(Also, J. K. Rowling, if that's who you mean, obviously did get a publisher. The fat books on my shelf are not self-published. Yes, she had to put some work into getting her first book accepted. That's not so shocking.)
I've gotten lucky and had a small publisher do my first novel and I sold the rights to a collection of 10K word short stories last year. As a test I placed a 30K word novella on Amazon after I had paid for it to be edited and a simple, modern cover done. Sadly I sold more material on ebook as a self publisher than I did as print. While I urge everyone to first go through traditional and try their damndest to do so, you can always put it up on Amazon. Plenty of amazing books and many even in the WC were rejected dozens of times and said to be horribly written or otherwise "trash." The issue is these days publishers don't care about the words within the book.

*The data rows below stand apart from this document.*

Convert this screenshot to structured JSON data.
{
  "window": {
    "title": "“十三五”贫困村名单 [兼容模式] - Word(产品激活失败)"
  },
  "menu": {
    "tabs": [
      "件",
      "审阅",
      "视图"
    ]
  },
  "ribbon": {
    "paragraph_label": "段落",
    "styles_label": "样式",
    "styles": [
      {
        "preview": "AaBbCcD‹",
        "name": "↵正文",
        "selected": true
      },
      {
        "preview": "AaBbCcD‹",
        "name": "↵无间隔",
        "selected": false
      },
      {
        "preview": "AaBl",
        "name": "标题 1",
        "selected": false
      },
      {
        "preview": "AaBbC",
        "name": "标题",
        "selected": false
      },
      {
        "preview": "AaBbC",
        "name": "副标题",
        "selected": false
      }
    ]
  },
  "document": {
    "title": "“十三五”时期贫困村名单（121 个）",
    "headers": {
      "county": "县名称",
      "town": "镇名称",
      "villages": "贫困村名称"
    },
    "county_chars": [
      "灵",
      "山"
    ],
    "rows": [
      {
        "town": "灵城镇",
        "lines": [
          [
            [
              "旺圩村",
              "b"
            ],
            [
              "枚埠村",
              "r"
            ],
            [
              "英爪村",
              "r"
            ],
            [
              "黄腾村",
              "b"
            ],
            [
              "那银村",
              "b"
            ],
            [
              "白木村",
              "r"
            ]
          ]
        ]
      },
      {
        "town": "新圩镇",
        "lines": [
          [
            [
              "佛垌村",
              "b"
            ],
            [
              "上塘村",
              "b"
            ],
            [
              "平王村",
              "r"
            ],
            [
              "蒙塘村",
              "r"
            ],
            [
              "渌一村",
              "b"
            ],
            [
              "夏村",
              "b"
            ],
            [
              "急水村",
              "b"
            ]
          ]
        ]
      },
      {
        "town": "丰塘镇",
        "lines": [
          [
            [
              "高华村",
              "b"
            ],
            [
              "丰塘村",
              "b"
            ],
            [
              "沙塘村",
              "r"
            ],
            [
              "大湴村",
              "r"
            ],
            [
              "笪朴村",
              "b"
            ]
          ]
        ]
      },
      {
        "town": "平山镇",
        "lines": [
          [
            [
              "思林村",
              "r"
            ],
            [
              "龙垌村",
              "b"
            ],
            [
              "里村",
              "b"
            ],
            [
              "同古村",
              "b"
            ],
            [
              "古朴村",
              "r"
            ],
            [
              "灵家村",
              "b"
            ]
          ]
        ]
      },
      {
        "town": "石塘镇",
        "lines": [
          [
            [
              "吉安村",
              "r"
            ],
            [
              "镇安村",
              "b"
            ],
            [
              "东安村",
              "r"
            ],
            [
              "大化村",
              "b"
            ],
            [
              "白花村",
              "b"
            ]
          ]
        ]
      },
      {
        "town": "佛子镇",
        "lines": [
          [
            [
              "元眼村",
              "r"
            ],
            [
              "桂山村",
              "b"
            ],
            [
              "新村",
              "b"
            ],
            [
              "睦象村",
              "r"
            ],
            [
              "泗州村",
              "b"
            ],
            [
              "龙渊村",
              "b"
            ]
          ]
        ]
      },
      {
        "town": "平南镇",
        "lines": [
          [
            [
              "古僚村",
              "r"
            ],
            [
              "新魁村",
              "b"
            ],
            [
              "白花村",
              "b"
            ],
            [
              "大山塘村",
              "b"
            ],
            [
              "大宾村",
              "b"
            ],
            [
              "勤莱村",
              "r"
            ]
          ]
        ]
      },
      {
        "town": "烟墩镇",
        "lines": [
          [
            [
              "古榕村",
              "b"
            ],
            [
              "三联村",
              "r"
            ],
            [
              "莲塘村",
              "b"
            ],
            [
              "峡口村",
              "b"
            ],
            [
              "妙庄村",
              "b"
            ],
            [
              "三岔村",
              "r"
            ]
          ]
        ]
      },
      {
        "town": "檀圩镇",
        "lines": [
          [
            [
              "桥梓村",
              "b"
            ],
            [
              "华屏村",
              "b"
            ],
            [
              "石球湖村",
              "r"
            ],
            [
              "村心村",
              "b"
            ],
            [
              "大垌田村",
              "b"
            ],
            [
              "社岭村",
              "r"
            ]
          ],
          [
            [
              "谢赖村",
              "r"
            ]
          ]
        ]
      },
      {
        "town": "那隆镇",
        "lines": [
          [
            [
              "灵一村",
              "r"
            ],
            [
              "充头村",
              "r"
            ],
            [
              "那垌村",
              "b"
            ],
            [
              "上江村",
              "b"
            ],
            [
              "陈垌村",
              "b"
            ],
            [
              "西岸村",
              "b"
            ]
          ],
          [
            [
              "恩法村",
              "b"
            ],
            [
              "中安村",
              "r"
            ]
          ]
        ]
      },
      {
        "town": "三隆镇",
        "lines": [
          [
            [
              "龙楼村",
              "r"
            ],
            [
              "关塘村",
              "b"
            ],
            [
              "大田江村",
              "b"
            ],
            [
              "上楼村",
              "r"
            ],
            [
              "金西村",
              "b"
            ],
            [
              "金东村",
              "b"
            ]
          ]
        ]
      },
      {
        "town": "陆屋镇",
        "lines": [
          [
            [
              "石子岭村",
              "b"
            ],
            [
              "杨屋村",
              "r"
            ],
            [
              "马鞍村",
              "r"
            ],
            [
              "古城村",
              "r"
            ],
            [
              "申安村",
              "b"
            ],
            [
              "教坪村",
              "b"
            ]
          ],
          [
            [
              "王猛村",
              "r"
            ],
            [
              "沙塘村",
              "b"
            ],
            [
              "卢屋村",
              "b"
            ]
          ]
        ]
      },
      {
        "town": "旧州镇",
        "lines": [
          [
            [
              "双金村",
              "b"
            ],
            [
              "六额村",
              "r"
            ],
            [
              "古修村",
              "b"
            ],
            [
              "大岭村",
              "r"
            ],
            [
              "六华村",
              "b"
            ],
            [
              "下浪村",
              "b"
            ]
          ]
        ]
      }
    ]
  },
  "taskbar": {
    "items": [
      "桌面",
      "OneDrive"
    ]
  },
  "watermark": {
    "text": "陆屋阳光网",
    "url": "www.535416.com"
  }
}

It's about how much money they'll make. It's kinda why a good fantasy novel has better chances of a big six looking at it than a well written YA novel about a teenager discovering their sexual identity while dealing with an external crisis. It's the facts of the business world we live in.
FWIW, I sell 800-3,000 books on Amazon a month at a sell price of 3.99, giving me about 3.10 per sale and there is some loss for delivery costs, but not much. I'm currently in the middle of outlining 2 novels and a non-fiction book. All of which will be submitted to a TP house before I decide to self-publish. Self publishing and traditional publishing aren't much different. You either make it or you don't. It isn't a get rich scheme and it certainly isn't easy.
When I was in HS I dreamed of publishing a book. It's been a while since I was in HS, and being where I'm at feels good. I'd be lying if I said I didn't want the third book to start selling like hotcakes and have a trad. publisher approach me to negotiate with a contract. 3.99 is a lot for a small book, and once I get going on Amazon should trad. sources disappoint, I think a 1.99 sell point would be appropriate.
One might want to bear in mind that it's the words within the book that kinda determine how much money they - and thus the author - will make. So yeah, they do care. And one really can't compare two different books, even by the same author, or take their experience with one publisher and broad-brush the entire industry. People have to make decisions based on their needs, desires, and what they have to offer. One size does not fit all.
Interesting, may I have a link to your book, please? (just out of curiosity, maybe I'll buy it if I like and I just wanna see what your writing looks like compared to mine). You're not allowed to post links on the forum, so could you PM me?
So, did you have to do a lot of advertisement for your book? I imagine that's a good thing for publishers, your work WILL sell some copies at least. Whilst self-publishers need to put in a lot more effort.
I see so many self-published books, maybe good, maybe not, with no ratings. Why? Because nobody knows about it.
This is often true. In my own case, I've had to do some creative work to get ratings. For me this has meant getting my book into the hands of people who like to read and review books. Since my book is available both in Kindle and CreateSpace formats, I was able to use the CreateSpace paperback version for targeted Goodreads giveaways. This has resulted in a lot of Goodreads reviews, a subset of which spill over to Amazon reviews, since a certain percentage of Goodreads reviewers also like to cross-post their reviews to Amazon.
Reviews alone do not translate directly into sales, nor do editorial reviews...I have a "Highly Recommended" from Midwest Book Review, five stars from a few others, and a very nice Kirkus Review. But I do believe that strong reviews (both editorial and reader-driven) are increasingly important in carving out the difference between the wheat and the chaff.
But even with strong reviews, you still have to market. Now that I've got the first batch of reviews under my belt, I'm starting the marketing phase.
Hi there. I am on the brink of doing so right now.
OP. You don't say if you already have books written, or published in paper, or anything about them.
Separate names with a comma.